Adults and nymphs have piercing and sucking mouthparts to remove plant sap. They feed primarily on the underside of leaves and inject salivary enzymes that disrupt plant growth. Under heavy infestations plants may become discolored and begin to wilt. Similar to soybean aphids, whiteflies produce honeydew on the leaves and other plant parts where sooty mold can develop. Whiteflies are most commonly seen on velvetleaf or button weed, and soybean fields with heavy weed populations may have higher whitefly numbers.
There are no economic thresholds established for whiteflies in soybean. Various whitefly species are known to feed on soybean in the Midwest occasionally but have never been known to cause economic damage. Yield losses have been reported from whiteflies on soybean in Florida and Georgia.
Whiteflies have a very wide host range. This insect group is known for developing resistance to insecticides in greenhouses and cotton fields.

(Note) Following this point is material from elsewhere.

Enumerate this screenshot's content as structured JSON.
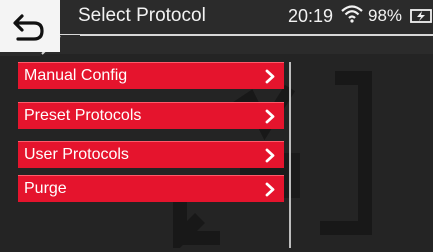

It is advisable to be aware of this insect and be able to tell the difference between soybean aphid, whitefly nymphs and adults, and twospotted spider mite. If whitefly populations increase in number and co-occur on soybean with twospotted spider mite or soybean aphid, then yield impact is more of a concern.
For more information and images, please see our brochure publication Identification of Soybean Aphid and Look-Alike Species.